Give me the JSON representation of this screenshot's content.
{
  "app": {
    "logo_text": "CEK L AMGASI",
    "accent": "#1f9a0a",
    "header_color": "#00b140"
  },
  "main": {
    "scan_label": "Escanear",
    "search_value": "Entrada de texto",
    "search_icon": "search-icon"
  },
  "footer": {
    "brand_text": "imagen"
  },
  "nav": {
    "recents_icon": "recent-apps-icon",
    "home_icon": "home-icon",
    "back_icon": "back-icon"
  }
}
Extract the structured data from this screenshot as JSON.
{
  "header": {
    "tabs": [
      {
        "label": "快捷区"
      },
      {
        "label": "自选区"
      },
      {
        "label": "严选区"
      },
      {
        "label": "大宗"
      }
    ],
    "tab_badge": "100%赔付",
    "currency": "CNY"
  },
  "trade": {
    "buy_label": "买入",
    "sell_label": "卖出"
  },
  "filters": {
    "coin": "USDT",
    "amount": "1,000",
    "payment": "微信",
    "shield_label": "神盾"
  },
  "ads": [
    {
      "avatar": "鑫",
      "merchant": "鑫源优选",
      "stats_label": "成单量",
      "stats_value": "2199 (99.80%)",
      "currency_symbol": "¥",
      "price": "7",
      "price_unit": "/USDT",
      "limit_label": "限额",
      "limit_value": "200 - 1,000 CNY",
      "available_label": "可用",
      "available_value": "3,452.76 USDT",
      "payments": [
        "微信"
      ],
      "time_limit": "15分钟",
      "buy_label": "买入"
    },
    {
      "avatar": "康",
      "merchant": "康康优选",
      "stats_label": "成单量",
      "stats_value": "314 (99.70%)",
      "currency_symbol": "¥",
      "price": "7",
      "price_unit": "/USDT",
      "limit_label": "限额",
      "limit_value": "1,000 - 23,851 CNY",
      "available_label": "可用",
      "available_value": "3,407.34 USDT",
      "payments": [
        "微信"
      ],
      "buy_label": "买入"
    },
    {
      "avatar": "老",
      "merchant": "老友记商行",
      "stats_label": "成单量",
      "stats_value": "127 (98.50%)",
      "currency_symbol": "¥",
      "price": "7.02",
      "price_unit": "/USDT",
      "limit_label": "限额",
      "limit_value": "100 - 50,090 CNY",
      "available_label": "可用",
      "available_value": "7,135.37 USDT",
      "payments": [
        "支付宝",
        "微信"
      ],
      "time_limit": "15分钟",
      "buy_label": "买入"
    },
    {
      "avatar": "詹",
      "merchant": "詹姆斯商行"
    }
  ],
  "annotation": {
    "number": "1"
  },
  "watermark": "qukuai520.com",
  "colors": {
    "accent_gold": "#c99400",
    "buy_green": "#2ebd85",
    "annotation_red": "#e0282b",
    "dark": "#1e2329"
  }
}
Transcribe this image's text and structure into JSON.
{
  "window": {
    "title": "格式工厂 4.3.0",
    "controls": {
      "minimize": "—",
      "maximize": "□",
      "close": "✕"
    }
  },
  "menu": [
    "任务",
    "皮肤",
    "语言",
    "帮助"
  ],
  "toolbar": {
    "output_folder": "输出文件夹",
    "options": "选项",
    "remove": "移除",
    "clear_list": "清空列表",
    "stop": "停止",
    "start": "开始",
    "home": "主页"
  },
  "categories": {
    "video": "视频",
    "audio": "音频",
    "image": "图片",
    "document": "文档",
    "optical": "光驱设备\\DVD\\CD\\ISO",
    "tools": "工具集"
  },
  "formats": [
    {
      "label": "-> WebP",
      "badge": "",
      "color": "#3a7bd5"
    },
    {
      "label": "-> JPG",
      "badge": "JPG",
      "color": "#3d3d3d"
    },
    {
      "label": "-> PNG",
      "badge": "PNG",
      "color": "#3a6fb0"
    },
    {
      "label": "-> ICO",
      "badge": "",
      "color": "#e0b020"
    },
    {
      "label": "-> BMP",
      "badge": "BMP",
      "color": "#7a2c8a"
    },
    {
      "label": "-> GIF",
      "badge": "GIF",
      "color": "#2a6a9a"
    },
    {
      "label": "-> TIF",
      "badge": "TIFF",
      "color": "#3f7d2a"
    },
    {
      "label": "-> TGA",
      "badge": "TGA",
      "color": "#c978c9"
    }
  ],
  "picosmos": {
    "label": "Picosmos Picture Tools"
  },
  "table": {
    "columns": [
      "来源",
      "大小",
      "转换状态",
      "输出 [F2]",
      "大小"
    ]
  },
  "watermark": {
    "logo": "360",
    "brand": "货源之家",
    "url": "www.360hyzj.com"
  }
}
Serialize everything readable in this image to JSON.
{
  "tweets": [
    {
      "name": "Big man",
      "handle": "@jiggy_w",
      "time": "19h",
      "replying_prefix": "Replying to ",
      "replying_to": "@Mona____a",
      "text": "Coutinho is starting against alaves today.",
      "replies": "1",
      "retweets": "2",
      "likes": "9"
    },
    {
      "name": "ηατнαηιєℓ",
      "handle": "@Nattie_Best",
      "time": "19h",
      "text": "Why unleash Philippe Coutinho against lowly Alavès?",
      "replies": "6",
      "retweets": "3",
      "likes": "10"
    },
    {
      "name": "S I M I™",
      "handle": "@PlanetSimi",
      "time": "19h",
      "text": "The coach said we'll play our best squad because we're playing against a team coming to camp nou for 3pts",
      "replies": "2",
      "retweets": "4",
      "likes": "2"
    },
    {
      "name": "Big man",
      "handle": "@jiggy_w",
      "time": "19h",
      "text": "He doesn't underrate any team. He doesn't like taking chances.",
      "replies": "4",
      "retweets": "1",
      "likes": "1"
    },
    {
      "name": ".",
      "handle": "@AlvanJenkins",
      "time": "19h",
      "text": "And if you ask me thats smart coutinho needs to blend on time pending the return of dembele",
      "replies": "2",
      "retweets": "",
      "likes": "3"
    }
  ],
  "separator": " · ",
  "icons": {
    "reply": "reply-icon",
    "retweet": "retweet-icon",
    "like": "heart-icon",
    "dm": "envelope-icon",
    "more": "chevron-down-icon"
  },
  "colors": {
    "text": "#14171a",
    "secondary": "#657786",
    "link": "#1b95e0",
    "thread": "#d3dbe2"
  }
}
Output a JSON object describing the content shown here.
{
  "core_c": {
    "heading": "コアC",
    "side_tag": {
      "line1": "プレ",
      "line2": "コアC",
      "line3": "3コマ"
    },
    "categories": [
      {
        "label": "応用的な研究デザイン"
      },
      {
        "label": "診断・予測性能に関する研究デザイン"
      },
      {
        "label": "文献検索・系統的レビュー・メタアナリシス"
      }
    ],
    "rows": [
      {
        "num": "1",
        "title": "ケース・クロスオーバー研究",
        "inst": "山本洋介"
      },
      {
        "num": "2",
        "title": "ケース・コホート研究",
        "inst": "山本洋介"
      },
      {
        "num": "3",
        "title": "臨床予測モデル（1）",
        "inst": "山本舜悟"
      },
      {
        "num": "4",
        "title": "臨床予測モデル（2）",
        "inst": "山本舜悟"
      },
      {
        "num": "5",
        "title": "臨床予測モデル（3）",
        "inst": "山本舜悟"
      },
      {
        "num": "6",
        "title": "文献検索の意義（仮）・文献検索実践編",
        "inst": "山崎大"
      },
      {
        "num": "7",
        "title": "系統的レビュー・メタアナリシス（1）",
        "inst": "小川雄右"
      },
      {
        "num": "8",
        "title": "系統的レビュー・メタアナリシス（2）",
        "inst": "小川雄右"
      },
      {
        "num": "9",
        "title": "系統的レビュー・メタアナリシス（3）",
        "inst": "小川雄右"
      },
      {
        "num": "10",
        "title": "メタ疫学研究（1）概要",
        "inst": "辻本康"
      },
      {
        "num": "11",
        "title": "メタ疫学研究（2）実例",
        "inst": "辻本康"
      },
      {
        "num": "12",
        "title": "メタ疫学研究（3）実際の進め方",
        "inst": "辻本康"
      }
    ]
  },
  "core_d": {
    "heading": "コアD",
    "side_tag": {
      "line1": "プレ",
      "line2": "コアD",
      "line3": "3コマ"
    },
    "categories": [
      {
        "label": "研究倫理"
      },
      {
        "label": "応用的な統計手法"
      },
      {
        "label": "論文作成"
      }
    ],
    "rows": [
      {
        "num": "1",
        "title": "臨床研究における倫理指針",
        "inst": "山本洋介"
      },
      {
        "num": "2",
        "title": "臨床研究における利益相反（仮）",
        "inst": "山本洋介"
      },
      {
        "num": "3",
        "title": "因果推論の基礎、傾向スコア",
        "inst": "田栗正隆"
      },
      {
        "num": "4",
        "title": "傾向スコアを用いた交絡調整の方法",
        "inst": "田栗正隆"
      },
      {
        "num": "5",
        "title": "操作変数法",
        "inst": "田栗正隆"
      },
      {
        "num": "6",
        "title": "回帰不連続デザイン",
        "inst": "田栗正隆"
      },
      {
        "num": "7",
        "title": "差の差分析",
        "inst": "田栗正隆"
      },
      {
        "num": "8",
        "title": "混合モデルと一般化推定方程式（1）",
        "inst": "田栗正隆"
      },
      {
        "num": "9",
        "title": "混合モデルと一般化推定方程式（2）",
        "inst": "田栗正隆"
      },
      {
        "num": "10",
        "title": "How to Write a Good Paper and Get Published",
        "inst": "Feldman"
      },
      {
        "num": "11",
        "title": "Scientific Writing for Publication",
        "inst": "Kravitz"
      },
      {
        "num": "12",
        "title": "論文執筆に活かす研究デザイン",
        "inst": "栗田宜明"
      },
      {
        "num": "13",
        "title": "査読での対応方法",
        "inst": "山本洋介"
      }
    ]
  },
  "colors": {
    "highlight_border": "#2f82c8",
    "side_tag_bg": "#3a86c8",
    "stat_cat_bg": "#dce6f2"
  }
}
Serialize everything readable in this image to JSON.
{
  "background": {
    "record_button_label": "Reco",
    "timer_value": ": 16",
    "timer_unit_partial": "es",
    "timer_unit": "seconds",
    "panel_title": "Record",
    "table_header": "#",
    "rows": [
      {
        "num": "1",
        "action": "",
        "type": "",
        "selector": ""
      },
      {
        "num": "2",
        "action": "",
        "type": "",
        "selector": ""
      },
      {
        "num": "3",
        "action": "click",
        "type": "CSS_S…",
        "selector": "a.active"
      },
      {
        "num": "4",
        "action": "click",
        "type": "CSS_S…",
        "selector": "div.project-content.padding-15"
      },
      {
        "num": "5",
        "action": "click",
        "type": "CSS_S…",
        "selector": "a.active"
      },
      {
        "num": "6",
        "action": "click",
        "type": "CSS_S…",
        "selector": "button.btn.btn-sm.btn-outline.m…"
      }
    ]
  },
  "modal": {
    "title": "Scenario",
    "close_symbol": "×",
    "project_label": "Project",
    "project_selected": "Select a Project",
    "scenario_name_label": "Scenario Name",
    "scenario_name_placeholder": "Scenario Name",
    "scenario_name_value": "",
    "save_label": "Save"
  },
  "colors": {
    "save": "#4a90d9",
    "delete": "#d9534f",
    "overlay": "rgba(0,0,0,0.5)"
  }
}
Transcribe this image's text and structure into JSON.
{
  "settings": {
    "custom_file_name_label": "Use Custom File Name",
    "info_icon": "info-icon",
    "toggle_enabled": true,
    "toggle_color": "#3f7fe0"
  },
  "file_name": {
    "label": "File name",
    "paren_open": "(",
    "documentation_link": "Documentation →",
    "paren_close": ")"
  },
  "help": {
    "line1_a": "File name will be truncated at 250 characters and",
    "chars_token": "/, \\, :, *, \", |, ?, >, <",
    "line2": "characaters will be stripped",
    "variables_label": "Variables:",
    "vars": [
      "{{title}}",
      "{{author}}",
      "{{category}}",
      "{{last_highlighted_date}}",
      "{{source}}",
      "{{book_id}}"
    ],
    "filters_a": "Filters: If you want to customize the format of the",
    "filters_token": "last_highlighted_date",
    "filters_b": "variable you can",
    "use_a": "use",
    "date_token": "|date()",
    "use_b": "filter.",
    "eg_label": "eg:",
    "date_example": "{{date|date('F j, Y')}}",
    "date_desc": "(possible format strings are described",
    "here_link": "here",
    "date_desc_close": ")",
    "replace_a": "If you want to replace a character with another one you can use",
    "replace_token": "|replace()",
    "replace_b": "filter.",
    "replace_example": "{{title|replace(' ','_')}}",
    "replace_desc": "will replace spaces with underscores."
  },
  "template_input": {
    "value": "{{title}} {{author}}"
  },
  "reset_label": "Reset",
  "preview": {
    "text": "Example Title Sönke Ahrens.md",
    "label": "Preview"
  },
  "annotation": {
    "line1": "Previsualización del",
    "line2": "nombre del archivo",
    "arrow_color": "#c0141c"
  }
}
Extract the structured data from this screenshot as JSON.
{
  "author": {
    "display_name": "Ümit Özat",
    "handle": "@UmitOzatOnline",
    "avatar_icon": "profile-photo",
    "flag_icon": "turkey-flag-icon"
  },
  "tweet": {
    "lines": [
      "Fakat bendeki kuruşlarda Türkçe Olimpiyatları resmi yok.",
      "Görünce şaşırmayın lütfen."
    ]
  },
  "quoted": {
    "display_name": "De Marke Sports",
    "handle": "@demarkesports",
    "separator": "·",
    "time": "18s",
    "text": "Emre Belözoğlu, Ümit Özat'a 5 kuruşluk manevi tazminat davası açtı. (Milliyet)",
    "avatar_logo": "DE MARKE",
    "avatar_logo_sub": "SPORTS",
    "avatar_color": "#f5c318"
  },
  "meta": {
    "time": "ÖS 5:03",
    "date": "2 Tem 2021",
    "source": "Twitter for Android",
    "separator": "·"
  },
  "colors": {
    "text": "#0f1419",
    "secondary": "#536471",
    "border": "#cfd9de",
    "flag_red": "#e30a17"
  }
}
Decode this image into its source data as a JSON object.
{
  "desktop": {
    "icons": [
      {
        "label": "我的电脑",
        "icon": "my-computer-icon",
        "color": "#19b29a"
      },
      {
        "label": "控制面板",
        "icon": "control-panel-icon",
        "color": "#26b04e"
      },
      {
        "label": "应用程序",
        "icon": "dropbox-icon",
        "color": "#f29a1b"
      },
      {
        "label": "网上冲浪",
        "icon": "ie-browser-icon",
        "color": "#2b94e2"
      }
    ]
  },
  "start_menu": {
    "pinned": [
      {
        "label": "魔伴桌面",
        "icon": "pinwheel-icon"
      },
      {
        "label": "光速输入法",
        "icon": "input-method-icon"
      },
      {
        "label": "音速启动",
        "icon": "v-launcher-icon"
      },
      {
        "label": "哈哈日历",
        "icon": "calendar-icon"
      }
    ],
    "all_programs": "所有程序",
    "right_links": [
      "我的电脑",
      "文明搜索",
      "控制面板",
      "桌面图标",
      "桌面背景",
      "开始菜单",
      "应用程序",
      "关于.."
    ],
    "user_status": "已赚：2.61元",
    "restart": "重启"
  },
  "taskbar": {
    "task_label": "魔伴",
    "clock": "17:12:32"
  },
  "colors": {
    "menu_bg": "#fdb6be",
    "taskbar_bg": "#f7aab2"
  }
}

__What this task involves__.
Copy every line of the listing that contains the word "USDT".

__Final answer__.
    "coin": "USDT",
      "price_unit": "/USDT",
      "available_value": "3,452.76 USDT",
      "price_unit": "/USDT",
      "available_value": "3,407.34 USDT",
      "price_unit": "/USDT",
      "available_value": "7,135.37 USDT",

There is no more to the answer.